For more info: a slideshow on the Army Corp website and this pamphlet for a little more in depth information.
Jack and I had an amazing moose experience in Healy a few days ago. Otto Lake is moose haven. We saw at least 6 moose in a 24 hour period. Here is a photo story of a cow moose and her two babies, and her yearling that she is trying to shoo away. Be sure to click on the first one and scroll to the right to see how it all went down.
The cow moose on the right chased the smaller one, her yearling, away. He doesn’t look too scared but she charged at him several times.
Casually sipping water. The lake is very shallow.
Does he not look just terribly devastated here?!?!? It’s really a sad sight.
She came back several times.
She’s looking back at him but seemed also to be preoccupied.
She heads back the other way.
You can see how close she is to our camper!
And now we know why she was shooing the yearling away!

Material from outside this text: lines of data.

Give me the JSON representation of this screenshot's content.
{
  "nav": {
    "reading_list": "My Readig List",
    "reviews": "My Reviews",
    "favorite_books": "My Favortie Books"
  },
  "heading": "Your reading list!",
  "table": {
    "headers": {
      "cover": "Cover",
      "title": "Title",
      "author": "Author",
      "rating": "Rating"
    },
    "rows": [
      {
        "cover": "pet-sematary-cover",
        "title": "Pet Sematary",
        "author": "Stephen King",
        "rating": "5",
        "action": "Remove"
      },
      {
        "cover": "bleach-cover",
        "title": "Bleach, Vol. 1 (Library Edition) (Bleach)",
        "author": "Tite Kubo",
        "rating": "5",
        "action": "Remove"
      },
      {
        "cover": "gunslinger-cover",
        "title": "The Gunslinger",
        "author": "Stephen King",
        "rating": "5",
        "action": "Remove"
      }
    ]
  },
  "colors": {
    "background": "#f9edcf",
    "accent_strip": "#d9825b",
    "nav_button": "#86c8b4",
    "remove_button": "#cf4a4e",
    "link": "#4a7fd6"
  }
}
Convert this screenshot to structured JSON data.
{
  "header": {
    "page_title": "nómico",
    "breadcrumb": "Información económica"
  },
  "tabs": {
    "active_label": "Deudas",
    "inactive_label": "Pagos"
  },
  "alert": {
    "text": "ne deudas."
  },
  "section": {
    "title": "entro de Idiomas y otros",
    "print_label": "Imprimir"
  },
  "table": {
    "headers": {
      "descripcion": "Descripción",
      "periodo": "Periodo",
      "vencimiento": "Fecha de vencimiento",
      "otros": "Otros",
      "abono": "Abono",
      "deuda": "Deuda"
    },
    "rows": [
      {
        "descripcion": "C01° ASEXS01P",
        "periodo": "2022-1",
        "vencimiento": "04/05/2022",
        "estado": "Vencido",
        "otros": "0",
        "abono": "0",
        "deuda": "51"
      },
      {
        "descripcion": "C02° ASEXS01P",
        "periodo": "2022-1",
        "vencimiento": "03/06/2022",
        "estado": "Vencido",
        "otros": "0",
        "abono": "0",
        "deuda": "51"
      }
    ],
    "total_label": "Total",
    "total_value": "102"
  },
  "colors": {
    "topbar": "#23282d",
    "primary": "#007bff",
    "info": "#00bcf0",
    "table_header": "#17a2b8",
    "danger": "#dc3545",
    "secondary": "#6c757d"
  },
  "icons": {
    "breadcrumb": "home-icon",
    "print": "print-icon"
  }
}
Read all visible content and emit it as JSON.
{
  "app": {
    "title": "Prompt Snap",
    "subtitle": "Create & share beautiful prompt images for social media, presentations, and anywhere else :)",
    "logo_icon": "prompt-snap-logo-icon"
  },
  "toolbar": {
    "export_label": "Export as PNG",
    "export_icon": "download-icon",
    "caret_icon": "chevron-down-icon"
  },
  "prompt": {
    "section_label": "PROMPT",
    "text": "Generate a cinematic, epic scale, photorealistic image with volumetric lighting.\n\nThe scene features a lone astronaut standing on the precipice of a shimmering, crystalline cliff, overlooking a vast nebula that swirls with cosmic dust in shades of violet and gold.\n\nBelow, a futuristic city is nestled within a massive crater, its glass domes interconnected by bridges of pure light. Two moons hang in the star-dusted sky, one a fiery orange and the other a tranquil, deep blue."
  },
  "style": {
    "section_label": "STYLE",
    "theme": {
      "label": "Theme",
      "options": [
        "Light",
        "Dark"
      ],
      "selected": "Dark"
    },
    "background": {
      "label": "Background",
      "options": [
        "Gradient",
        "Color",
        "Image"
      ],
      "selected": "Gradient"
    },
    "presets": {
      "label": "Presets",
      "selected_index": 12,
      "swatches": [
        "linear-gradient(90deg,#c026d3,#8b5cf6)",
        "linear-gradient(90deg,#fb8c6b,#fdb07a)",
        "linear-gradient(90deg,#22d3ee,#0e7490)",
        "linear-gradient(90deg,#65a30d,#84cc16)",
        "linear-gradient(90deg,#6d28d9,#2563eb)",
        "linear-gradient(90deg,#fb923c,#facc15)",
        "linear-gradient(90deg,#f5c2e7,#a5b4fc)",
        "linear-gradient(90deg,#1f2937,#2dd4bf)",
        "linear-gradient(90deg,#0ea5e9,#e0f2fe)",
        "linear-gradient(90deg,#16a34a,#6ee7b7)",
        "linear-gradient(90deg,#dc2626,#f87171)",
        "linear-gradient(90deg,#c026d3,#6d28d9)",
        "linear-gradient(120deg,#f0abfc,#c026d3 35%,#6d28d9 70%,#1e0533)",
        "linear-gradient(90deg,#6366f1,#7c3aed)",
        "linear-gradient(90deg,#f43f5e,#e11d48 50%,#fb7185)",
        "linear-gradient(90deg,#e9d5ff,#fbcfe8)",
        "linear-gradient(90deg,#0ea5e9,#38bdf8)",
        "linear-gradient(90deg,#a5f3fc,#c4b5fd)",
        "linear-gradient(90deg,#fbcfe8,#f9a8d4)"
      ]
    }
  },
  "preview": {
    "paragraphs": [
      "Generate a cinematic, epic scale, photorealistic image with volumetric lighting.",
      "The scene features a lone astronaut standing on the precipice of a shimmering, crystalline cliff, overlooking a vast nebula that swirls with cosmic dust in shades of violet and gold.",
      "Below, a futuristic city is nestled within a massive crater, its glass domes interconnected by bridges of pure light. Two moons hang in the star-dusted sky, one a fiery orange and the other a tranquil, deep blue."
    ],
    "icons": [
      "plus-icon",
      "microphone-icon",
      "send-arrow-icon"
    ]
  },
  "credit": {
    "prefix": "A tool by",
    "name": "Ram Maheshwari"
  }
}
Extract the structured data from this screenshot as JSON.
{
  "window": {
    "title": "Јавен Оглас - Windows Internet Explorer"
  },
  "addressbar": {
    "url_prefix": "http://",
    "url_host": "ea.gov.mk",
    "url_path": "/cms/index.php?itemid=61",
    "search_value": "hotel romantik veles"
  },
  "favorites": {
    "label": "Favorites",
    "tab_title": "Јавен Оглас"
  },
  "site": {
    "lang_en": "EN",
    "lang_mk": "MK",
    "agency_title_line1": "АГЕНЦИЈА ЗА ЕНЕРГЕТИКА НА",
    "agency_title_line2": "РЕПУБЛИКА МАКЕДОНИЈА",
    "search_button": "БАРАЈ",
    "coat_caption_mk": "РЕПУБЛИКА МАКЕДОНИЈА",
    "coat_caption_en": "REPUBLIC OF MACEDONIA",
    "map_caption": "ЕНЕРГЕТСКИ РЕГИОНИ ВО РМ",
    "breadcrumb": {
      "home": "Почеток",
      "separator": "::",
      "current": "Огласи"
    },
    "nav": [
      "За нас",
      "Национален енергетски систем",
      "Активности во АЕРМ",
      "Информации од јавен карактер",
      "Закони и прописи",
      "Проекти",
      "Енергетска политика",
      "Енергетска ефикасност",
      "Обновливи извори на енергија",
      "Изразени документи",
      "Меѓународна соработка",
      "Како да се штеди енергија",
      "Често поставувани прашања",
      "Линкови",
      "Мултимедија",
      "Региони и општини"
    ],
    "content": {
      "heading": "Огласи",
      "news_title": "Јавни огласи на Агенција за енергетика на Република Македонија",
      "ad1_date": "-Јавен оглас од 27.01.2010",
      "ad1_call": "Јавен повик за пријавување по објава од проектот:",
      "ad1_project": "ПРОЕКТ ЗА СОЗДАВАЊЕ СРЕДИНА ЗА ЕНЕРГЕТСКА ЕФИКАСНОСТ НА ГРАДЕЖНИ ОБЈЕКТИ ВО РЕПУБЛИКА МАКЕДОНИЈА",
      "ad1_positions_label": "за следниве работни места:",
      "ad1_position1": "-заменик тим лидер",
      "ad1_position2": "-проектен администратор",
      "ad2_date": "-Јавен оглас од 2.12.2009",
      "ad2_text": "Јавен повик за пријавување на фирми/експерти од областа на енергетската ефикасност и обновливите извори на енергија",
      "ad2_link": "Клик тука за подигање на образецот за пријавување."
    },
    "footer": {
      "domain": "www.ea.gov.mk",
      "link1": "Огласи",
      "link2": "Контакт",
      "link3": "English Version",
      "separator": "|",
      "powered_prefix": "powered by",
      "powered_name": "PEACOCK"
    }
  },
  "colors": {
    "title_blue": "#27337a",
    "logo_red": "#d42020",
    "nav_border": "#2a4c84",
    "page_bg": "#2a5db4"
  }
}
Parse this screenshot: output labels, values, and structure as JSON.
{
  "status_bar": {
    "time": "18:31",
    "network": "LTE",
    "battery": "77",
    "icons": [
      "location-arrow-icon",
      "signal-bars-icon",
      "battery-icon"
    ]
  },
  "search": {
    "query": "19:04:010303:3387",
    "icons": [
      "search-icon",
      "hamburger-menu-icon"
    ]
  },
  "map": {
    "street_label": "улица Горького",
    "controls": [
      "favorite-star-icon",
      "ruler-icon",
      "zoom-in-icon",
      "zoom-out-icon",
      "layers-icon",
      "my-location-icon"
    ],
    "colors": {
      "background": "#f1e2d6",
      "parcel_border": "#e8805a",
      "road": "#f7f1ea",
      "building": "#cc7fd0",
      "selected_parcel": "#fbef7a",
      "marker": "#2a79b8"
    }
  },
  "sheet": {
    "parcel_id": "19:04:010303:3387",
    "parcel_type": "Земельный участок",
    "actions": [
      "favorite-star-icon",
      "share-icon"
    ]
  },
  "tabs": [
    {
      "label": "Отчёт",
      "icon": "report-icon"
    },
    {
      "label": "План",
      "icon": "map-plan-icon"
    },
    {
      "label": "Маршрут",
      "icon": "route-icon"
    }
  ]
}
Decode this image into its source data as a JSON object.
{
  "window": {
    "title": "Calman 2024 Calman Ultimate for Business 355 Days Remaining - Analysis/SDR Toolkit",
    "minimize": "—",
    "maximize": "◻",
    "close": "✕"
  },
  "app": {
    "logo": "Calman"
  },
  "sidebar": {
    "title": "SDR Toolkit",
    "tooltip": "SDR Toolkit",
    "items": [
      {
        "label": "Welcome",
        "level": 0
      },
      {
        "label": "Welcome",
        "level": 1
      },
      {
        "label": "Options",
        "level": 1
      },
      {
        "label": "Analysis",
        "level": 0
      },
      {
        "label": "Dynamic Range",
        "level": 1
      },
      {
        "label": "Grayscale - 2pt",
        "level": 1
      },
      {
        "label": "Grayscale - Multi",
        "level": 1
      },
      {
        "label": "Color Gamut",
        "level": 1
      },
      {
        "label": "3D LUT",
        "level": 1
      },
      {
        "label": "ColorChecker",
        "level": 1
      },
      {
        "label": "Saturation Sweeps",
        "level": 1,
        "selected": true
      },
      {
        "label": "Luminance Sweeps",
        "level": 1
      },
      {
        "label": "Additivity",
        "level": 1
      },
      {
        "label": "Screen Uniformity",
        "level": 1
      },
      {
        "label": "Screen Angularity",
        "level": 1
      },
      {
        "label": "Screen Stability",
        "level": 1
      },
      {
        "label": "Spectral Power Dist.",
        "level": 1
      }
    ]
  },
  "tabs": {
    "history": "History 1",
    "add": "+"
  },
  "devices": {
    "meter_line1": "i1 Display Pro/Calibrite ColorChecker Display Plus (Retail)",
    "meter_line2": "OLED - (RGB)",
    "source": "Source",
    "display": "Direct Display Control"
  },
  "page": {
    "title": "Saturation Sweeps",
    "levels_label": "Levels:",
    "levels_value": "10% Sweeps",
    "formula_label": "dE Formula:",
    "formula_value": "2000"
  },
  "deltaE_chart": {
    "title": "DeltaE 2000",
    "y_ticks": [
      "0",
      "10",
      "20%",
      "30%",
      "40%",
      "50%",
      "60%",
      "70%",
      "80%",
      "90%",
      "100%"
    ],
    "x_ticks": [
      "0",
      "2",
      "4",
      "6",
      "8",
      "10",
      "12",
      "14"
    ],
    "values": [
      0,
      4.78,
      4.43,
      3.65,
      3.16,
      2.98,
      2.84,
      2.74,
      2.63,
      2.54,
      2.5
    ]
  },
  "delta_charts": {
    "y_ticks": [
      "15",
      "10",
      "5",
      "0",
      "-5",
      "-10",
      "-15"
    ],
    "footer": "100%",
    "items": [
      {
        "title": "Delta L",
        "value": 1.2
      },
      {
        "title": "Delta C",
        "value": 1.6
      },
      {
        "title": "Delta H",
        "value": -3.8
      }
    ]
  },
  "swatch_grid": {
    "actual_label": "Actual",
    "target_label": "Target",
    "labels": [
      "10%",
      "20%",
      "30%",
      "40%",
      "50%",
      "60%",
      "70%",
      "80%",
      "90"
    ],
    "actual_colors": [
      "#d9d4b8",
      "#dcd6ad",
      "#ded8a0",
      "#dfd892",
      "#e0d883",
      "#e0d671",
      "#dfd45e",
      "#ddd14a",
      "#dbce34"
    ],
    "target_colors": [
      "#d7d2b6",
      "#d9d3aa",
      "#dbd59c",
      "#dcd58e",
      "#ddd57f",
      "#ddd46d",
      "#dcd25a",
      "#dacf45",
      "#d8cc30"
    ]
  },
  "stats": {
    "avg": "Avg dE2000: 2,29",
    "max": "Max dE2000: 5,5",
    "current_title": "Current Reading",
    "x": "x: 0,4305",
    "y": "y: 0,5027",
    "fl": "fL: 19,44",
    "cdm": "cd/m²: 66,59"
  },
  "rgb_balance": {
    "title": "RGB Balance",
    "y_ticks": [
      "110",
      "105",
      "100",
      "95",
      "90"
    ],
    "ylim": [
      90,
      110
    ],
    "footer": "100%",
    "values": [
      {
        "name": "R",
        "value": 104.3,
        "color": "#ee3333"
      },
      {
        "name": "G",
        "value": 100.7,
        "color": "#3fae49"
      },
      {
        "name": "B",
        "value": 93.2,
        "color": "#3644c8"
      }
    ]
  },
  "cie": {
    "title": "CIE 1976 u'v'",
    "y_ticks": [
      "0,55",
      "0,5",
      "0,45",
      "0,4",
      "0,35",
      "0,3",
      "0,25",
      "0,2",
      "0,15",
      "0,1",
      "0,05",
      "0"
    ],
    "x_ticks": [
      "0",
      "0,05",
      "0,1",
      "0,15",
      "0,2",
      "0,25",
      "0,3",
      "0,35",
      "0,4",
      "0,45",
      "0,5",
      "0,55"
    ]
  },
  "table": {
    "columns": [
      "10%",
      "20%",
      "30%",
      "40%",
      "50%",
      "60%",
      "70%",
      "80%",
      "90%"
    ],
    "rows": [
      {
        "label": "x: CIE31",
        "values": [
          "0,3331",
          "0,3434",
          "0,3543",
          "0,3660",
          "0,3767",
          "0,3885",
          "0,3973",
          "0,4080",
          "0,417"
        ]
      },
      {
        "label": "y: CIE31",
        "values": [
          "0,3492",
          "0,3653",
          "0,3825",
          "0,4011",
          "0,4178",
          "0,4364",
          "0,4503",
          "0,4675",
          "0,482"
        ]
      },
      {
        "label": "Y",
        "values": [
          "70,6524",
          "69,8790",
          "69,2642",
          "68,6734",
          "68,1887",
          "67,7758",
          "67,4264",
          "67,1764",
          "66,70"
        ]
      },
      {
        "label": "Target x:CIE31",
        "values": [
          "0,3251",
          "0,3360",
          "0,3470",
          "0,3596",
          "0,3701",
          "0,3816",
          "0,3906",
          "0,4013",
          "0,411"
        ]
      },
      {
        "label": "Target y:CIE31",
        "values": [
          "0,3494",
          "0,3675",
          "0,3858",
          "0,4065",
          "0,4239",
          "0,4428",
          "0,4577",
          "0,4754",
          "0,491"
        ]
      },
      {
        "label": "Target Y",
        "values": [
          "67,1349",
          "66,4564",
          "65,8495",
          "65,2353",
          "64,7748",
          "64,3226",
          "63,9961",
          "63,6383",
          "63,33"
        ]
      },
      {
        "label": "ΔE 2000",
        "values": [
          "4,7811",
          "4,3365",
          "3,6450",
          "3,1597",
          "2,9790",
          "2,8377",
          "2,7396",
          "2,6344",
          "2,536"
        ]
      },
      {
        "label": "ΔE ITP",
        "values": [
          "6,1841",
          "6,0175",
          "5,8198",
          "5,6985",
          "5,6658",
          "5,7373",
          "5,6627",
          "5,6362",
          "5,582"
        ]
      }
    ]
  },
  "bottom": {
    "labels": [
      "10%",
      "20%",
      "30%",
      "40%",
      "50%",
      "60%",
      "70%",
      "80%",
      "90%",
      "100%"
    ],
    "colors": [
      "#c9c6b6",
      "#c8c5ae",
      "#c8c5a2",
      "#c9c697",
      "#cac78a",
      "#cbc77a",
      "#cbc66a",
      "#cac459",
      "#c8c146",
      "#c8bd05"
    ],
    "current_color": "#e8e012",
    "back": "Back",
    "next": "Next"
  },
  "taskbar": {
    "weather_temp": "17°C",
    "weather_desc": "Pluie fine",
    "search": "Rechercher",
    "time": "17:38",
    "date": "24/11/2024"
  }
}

She’s got two calves to take care of.
She keeps trying to scare him away.
One baby ventures out.
But rushes back to the shore.
Then both of them wade into the marshy grass to nibble.
Then they come back toward us, walking along the shore.
Looks like a kangaroo face to us.
What a cute little bugger.
Here comes Mom getting in my shot.
And they follow her.
Trying to keep up.
Before they walk down the hiking trail (aka game trail) Mom stops to nibble.
Looks like they want to nurse.
You can see how very skinny the mother is. It’s no doubt that she needs to constantly eat to keep up her ability to nurse and take care of her babies. Her yearling just doesn’t have a place in this family anymore.
They were very alert but not scared at all by us.
Sometimes it seems like they made the same general movements but it could be that the smaller one, on the left, is copying the larger and more assertive one.
They nuzzle noses and do a lot of other movements that remind you of horses.
They are a lot to take care of, and a lot to trip over.
This was Jack’s first heavy haul load. He wasn’t actually part of the a heavy haul division yet but obviously it was a landmark load for him.
You can see the partially melted snow and the dry road. We are almost to that point in the year right now, and you can probably believe that it is an exciting time for us Alaskans who have snow 8 or 9 months of the year!